The manor of Rogosi was established around the year 1600 by Stanislaw Rogosinsky probably to the site of medieval vassal stronghold. The present main building was was completed in 1780’s. The square castel-style is unique in Estonia. The outbuildings as well as the gate tower originate from the 19th century (restored in 1999). Today Rogosi hosts a training centre and guesthouse.

Comments

Your name

Website (optional)



Address

Ruusmäe küla, Haanja, Estonia
See all sites in Haanja

Details

Founded: 1780's
Category: Palaces, manors and town halls in Estonia
Historical period: Part of the Russian Empire (Estonia)

Rating

4.5/5 (based on Google user reviews)

User Reviews

Ando Meentalo (12 months ago)
Nice history, friendly people. "You can always go in, when door is open"
Fisayo Akande (20 months ago)
Good location for group events and timeout if town
Janne Aule (20 months ago)
Lovely atmosphere. The rooms are a bit disappointing - neither modern and pretty nor true to the age of the building (except one room - Mõisahärra tuba). From the outside it's amazing though.
Rene Teinberg (2 years ago)
Very good place to stop for the night and breakfast. Also bigger events can be hosted here, like weddings, funerals, conferences, etc.
Lennart Mängli (2 years ago)
Very interresting historical place!
Powered by Google

Featured Historic Landmarks, Sites & Buildings

Historic Site of the week

Erfurt Synagogue

The Erfurt Synagogue was built c. 1094. It is thought to be the oldest synagogue building still standing in Europe. Thanks to the extensive preservation of the original structure, it has a special place in the history of art and architecture and is among the most impressive and highly rated architectural monuments in Erfurt and Thuringia. The synagogue was constructed during the Middle Ages on the via regia, one of the major European trade routes, at the heart of the historical old quarter very close to the Merchants Bridge and the town hall.
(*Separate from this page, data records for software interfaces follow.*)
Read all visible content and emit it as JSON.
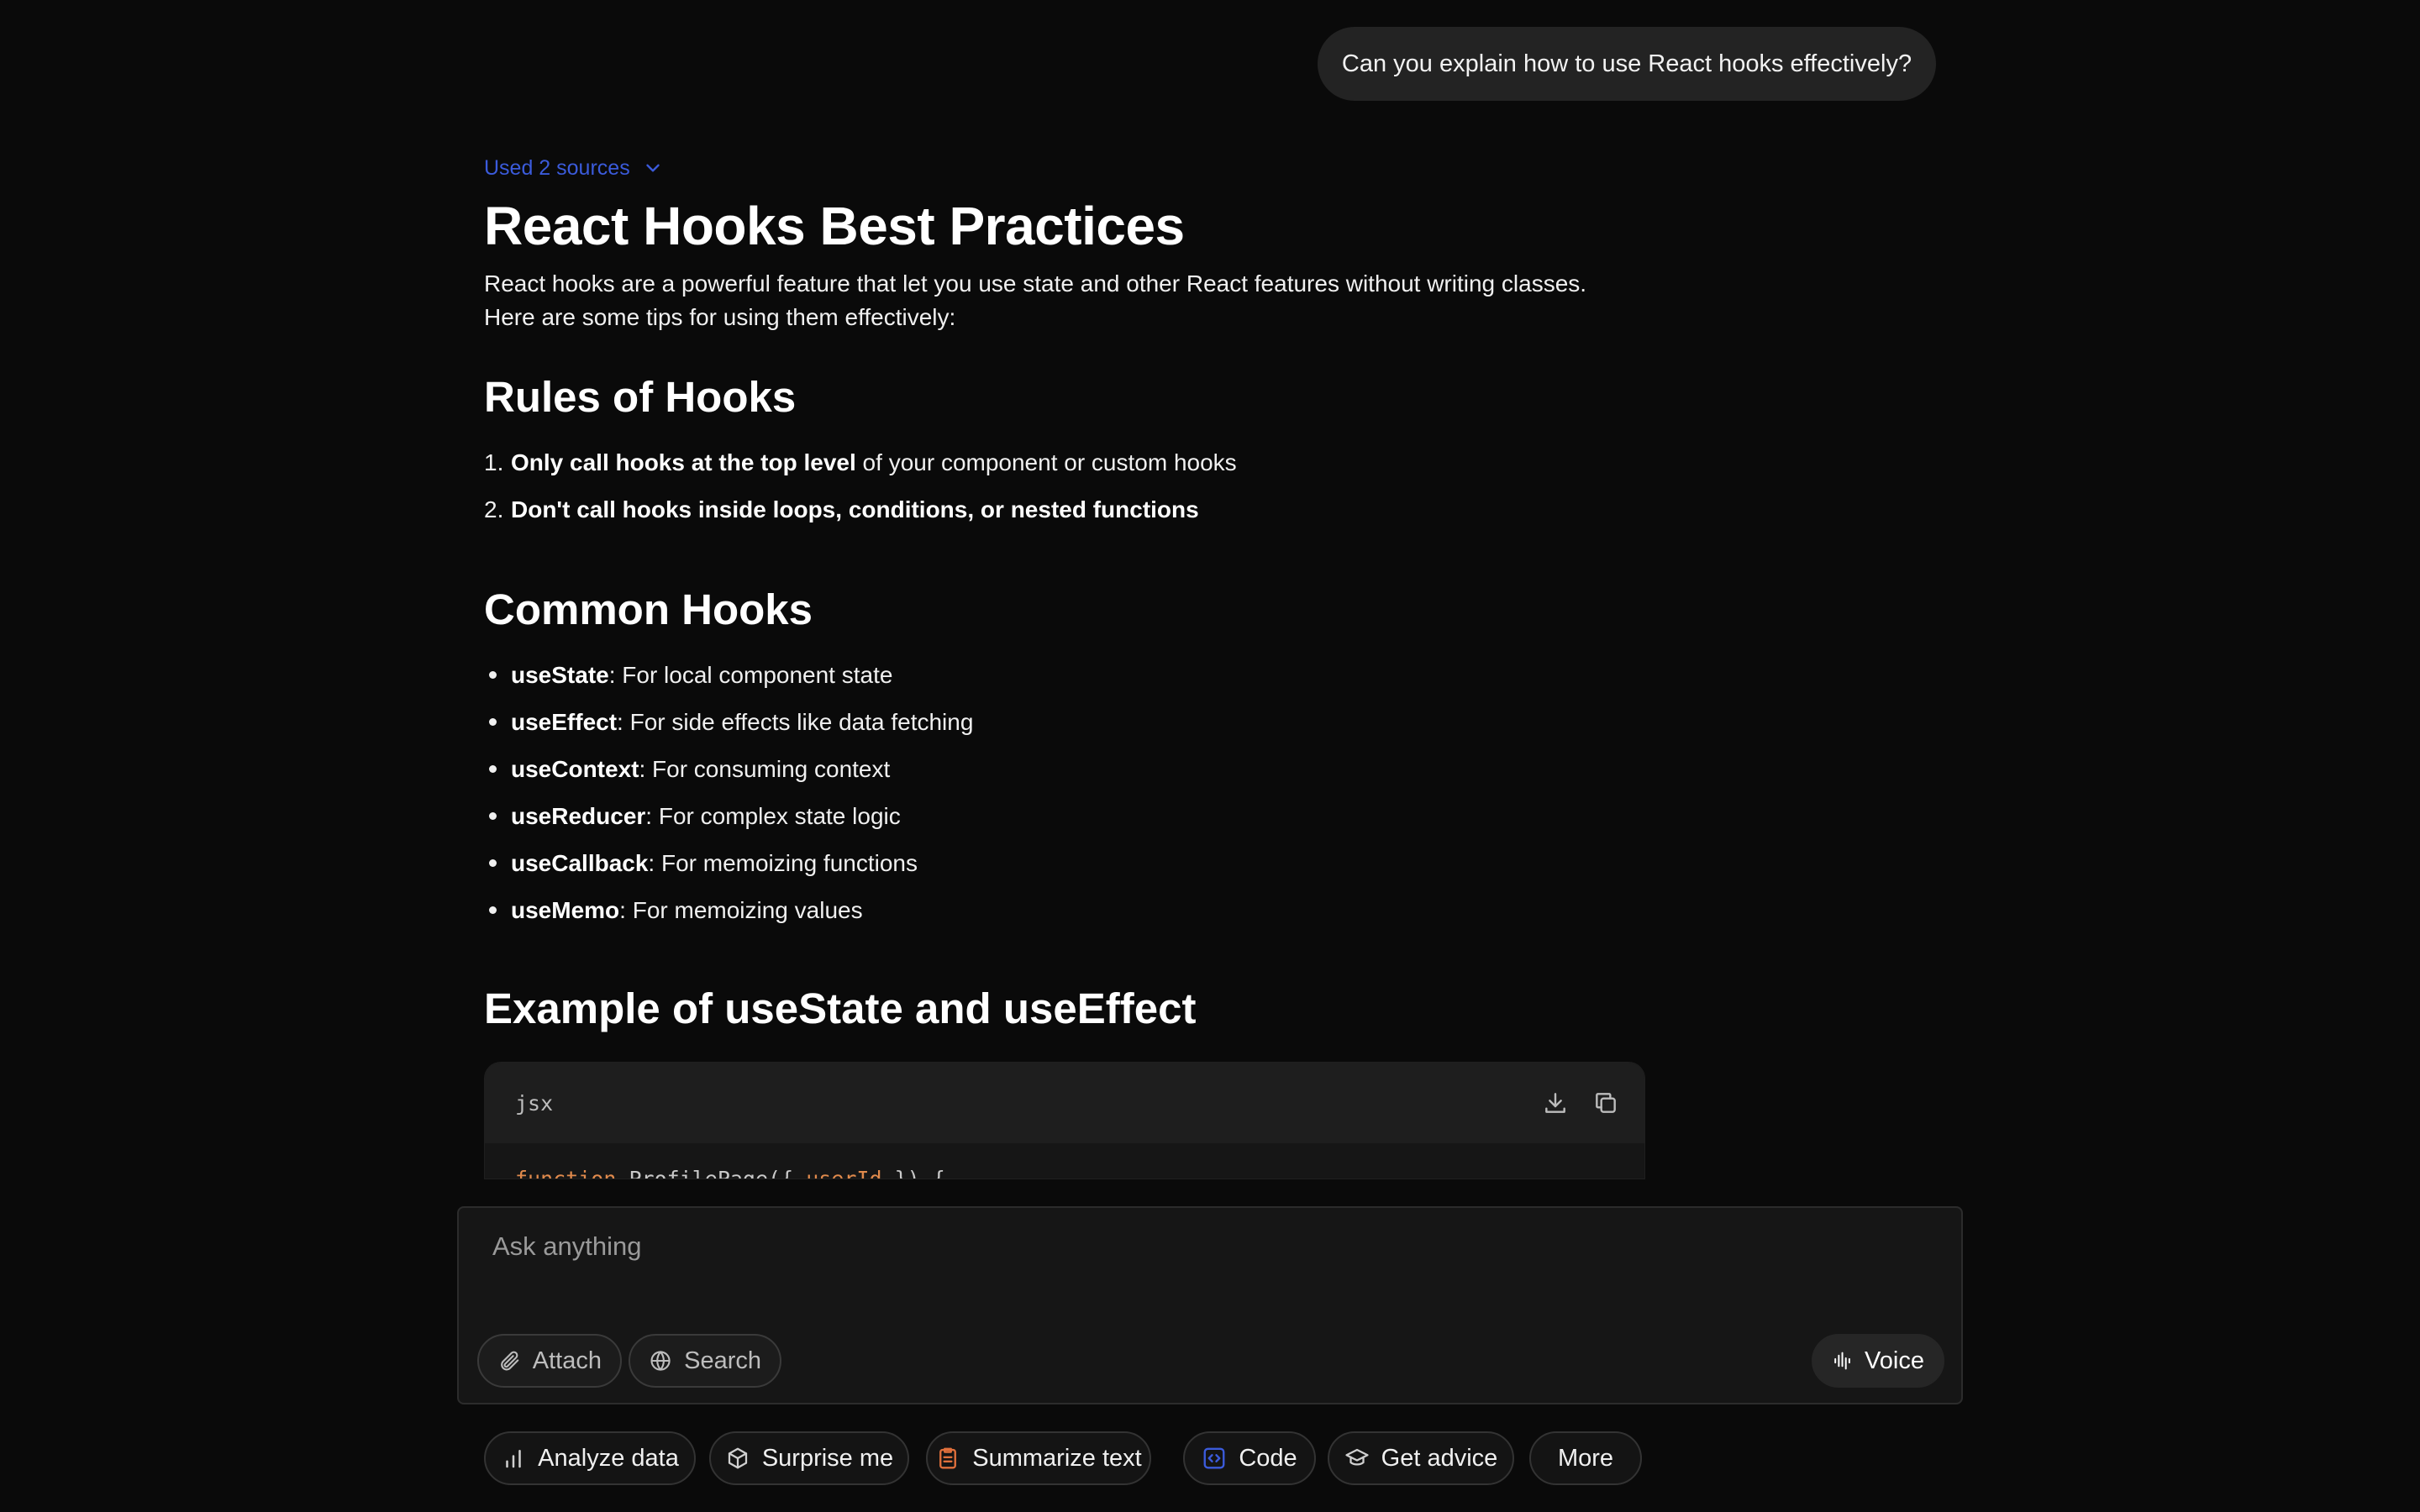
{
  "user_message": "Can you explain how to use React hooks effectively?",
  "sources_label": "Used 2 sources",
  "answer": {
    "title": "React Hooks Best Practices",
    "intro_line1": "React hooks are a powerful feature that let you use state and other React features without writing classes.",
    "intro_line2": "Here are some tips for using them effectively:",
    "rules_heading": "Rules of Hooks",
    "rules": [
      {
        "num": "1.",
        "bold": "Only call hooks at the top level",
        "rest": " of your component or custom hooks"
      },
      {
        "num": "2.",
        "bold": "Don't call hooks inside loops, conditions, or nested functions",
        "rest": ""
      }
    ],
    "common_heading": "Common Hooks",
    "hooks": [
      {
        "name": "useState",
        "desc": ": For local component state"
      },
      {
        "name": "useEffect",
        "desc": ": For side effects like data fetching"
      },
      {
        "name": "useContext",
        "desc": ": For consuming context"
      },
      {
        "name": "useReducer",
        "desc": ": For complex state logic"
      },
      {
        "name": "useCallback",
        "desc": ": For memoizing functions"
      },
      {
        "name": "useMemo",
        "desc": ": For memoizing values"
      }
    ],
    "example_heading": "Example of useState and useEffect",
    "code": {
      "lang": "jsx",
      "line_keyword": "function",
      "line_name": " ProfilePage({ ",
      "line_param": "userId",
      "line_end": " }) {"
    }
  },
  "composer": {
    "placeholder": "Ask anything",
    "attach_label": "Attach",
    "search_label": "Search",
    "voice_label": "Voice"
  },
  "chips": {
    "analyze": "Analyze data",
    "surprise": "Surprise me",
    "summarize": "Summarize text",
    "code": "Code",
    "advice": "Get advice",
    "more": "More"
  },
  "colors": {
    "background": "#0a0a0a",
    "accent_link": "#3b5bdb",
    "summarize_icon": "#e0703c",
    "code_icon": "#3b5bdb"
  }
}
Many parts of the structure still remain today, including all four thick outer walls, the Roman­esque gemel window, the Gothic rose window and the entrance to the synagogue room.
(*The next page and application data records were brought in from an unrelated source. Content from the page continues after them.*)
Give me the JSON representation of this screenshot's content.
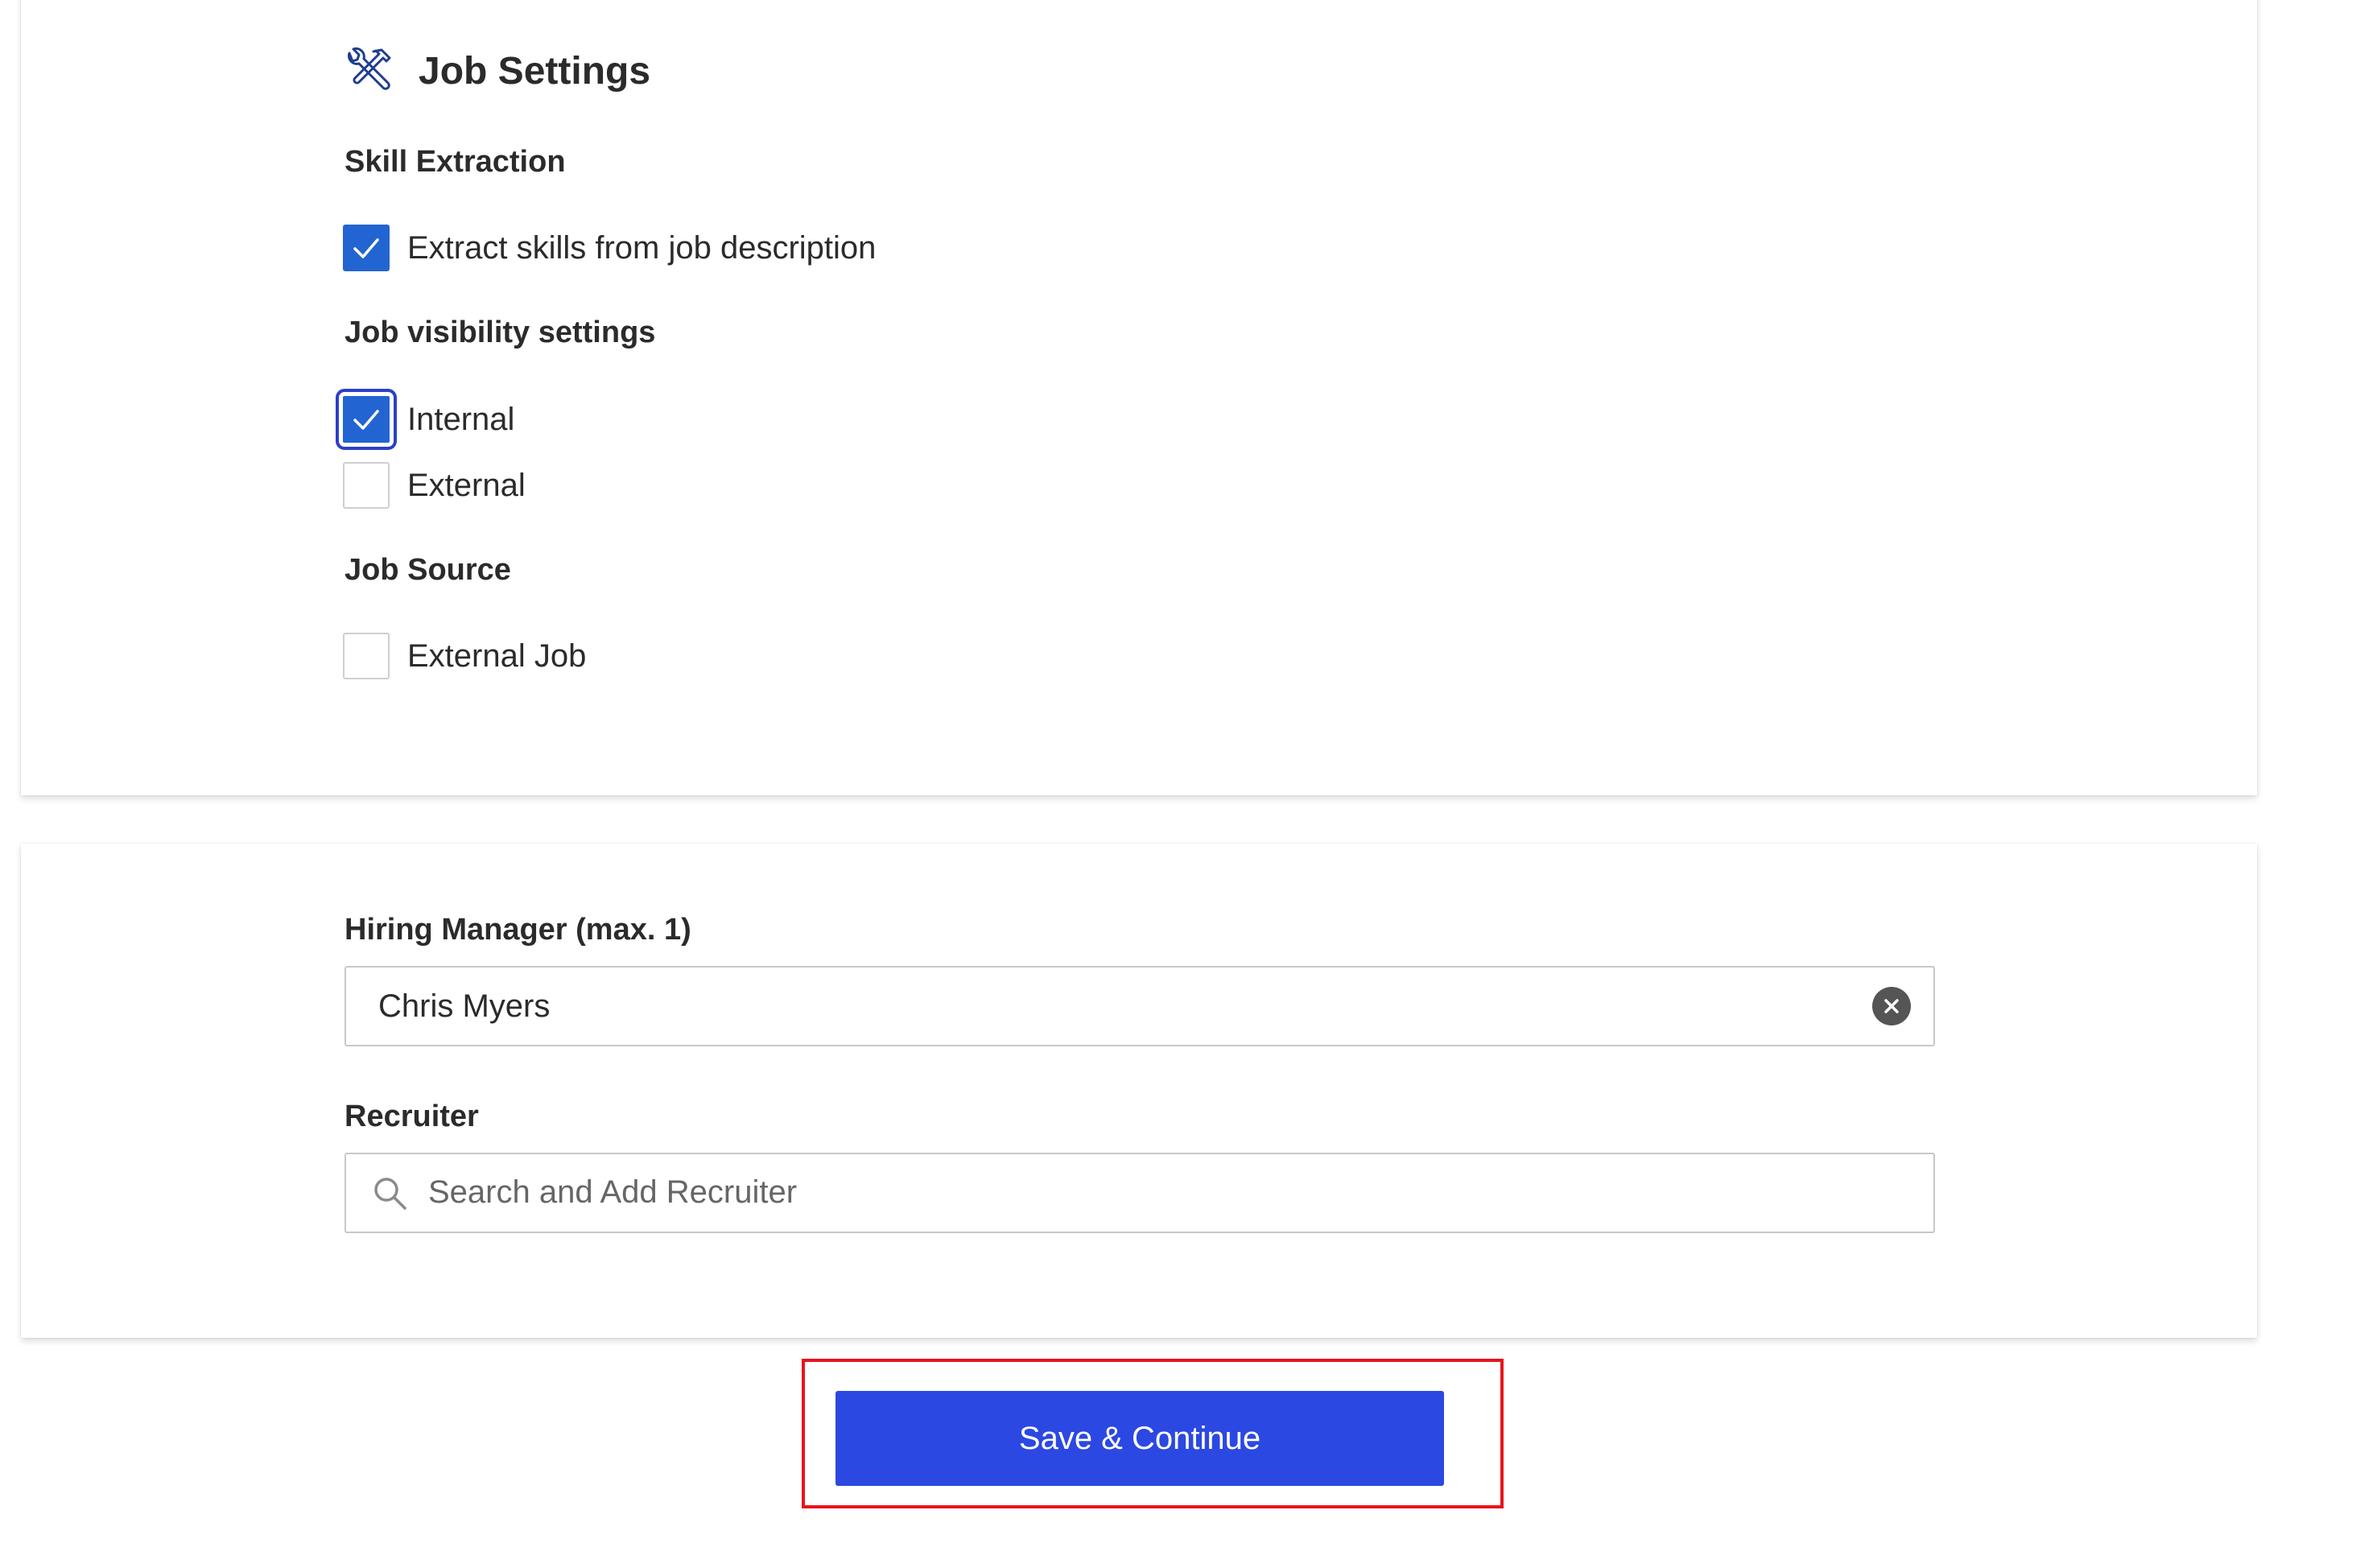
{
  "job_settings": {
    "title": "Job Settings",
    "title_icon": "tools-icon",
    "skill_extraction": {
      "label": "Skill Extraction",
      "options": [
        {
          "label": "Extract skills from job description",
          "checked": true
        }
      ]
    },
    "visibility": {
      "label": "Job visibility settings",
      "options": [
        {
          "label": "Internal",
          "checked": true,
          "focused": true
        },
        {
          "label": "External",
          "checked": false
        }
      ]
    },
    "job_source": {
      "label": "Job Source",
      "options": [
        {
          "label": "External Job",
          "checked": false
        }
      ]
    }
  },
  "people": {
    "hiring_manager": {
      "label": "Hiring Manager (max. 1)",
      "value": "Chris Myers"
    },
    "recruiter": {
      "label": "Recruiter",
      "placeholder": "Search and Add Recruiter",
      "value": ""
    }
  },
  "actions": {
    "save_continue_label": "Save & Continue"
  },
  "colors": {
    "checkbox_checked": "#2264d1",
    "focus_ring": "#2a40c9",
    "primary_button": "#2b48e2",
    "highlight": "#e8141b",
    "icon_blue": "#1f3d8f"
  }
}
After extensive restoration, the building was reopened in 2009. On display in the exhibition rooms is an collection of medieval treasures discovered during archaeological excavations. This includes 3,140 silver coins, 14 silver ingots, approx. 6,000 works of goldsmithery from the 13th and 14th centuries and an intricately worked wedding ring of the period, of which only two others are known to exist anywhere in the world. A mikveh (Jewish bath) has been excavated close by (13th/14th century). The Old Synagogue, the Small Synagogue and two Jewish cemeteries together form a network of historical buildings and sites which vividly portray the role of Jewish life in the history of Erfurt.